The use of a passive self-ligating brackets rather than traditional elastic or steel ligation, allows doctors to leverage the benefits of maximal intrabracket space during initial alignment, while still being able to gain control during the final stages of treatment. The significance of this intrabracket space is illustrated in a study conducted at the University of Connecticut2, where you can see that with a 1mm in-out discrepancy passive self-ligating brackets remain inactive until an 020 wire is placed.
Naturally, the differences between the various bracket types become less apparent as these 1st order discrepancies are made more severe and as wire diameter increases, but the sweet spot for intrabracket space is simply wider for passive self-ligating braces.

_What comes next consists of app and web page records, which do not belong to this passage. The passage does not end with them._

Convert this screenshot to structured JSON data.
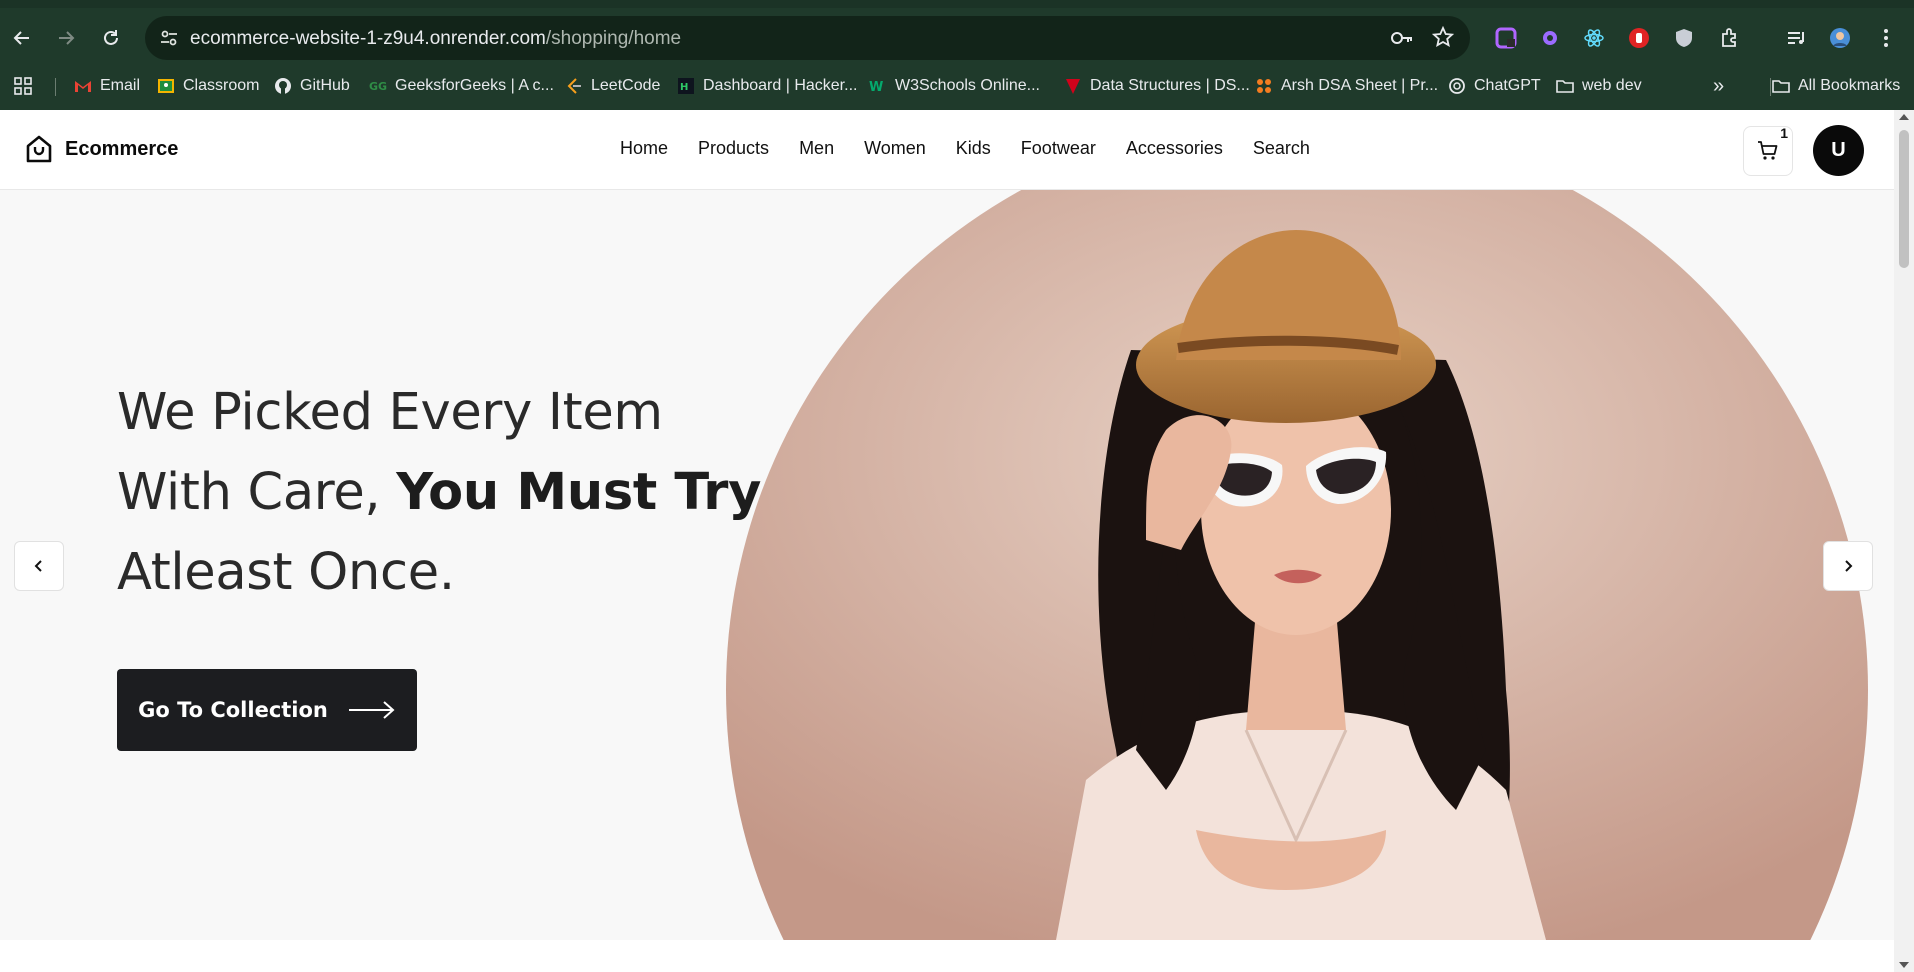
{
  "browser": {
    "url_host": "ecommerce-website-1-z9u4.onrender.com",
    "url_path": "/shopping/home",
    "bookmarks": [
      {
        "label": "Email",
        "icon": "gmail-icon"
      },
      {
        "label": "Classroom",
        "icon": "classroom-icon"
      },
      {
        "label": "GitHub",
        "icon": "github-icon"
      },
      {
        "label": "GeeksforGeeks | A c...",
        "icon": "geeksforgeeks-icon"
      },
      {
        "label": "LeetCode",
        "icon": "leetcode-icon"
      },
      {
        "label": "Dashboard | Hacker...",
        "icon": "hackerrank-icon"
      },
      {
        "label": "W3Schools Online...",
        "icon": "w3schools-icon"
      },
      {
        "label": "Data Structures | DS...",
        "icon": "data-structures-icon"
      },
      {
        "label": "Arsh DSA Sheet | Pr...",
        "icon": "arsh-icon"
      },
      {
        "label": "ChatGPT",
        "icon": "chatgpt-icon"
      },
      {
        "label": "web dev",
        "icon": "folder-icon"
      }
    ],
    "more_bookmarks": "»",
    "all_bookmarks": "All Bookmarks"
  },
  "site": {
    "brand": "Ecommerce",
    "nav": [
      "Home",
      "Products",
      "Men",
      "Women",
      "Kids",
      "Footwear",
      "Accessories",
      "Search"
    ],
    "cart_count": "1",
    "avatar_initial": "U"
  },
  "hero": {
    "line1": "We Picked Every Item",
    "line2_normal": "With Care, ",
    "line2_bold": "You Must Try",
    "line3": "Atleast Once.",
    "cta_label": "Go To Collection"
  },
  "colors": {
    "chrome_bg": "#1f3a2b",
    "omnibox_bg": "#122419",
    "hero_bg": "#f8f8f8",
    "cta_bg": "#1c1d20",
    "photo_circle": "#d9b8a8"
  }
}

On the flip side, you can have too much intrabracket space. Schudy’s paper outlined their concerns about a failure to adequately fill the bracket slot late in treatment resulting in the expenditure of needless effort and time in the form of repeatedly removing arch wires to place “artistic bends.” This has certainly been the case as of late with some passive self-ligating systems.
But Muh Meta Analysis
Well haven’t systematic reviews and meta-analyses shown no difference with traditional braces? I’m glad you bring that up. These flippant references to systematic reviews or meta-analyses that people love to toss around are not an argument on their own. No one should put their faith completely in the reviewers to properly audit and analyze papers for them. Always double check their assumptions and methods to rule out the possibility of confirmation bias.
The major irony about the Chen article3 being so frequently cited to support the idea passive self-ligating brackets perform no differently than traditional braces is that it is actually an indictment against their own argument.
When we take the time to examine their analysis of the differences in total treatment time between self-ligating and traditional braces, we see that they identified three randomized control trials meeting their standards for inclusion in their review. Both the Eberting and the Harradine papers, show a clear reduction in total treatment time with self-ligating braces; however, the inclusion of the Hamilton paper nullifies this result.
I tracked down all three of these papers to look at their methodology, and what I found in the Hamilton paper was puzzling. Although they had a sufficient sample size, they were comparing active self-ligating brackets and single wing traditional braces instead of comparing passive self-ligating braces and traditional twins. Furthermore, the authors stated that “a number of” patients in both groups had Phase 1 treatment with a Herbst or Pendulum appliance, which certainly had an effect on total treatment time since both groups in the Hamilton paper had far shorter treatment times than either of the other papers. This is a big no no. If you are going to pool data together for a statistical analysis, you can’t combine apples and oranges. If the authors were doing their job, they would have excluded the Hamilton paper and their conclusions would show a clear advantage for passive self-ligating braces when it comes to treatment time.
Getting Down to Brass Tacks
Passive self-ligation certainly provides an elegant solution to the dilemma of intrabracket space, but it is not the only treatment approach that takes advantage of these principles. Simply put, we must apply the lessons of Schudy’s paper, and adapt our fixed appliances and our biomechanics to increase treatment efficiency by striking a balance between efficient alignment and controlled finishing. The one thing orthodontists should not be doing is burying their head in the sand because patients are not looking to spend more time in braces or even any time in braces at all.
- Schudy GF, Schudy FF. Intrabracket space and interbracket distance: critical factors in clinical orthodontics. AJODO 1989;96(4):281–94.
- Holbert MB. First Order Archwire Deflections: Comparing Conventional, Active Self-Ligating and Passive Self-Ligating Mechanisms. SoDM Masters Theses 2008:171.
- Chen SS-H, Greenlee GM, Kim J-E, Smith CL, Huang GJ. Systematic review of self-ligating brackets. AJODO 2010;137(6):726.e1–726.e18.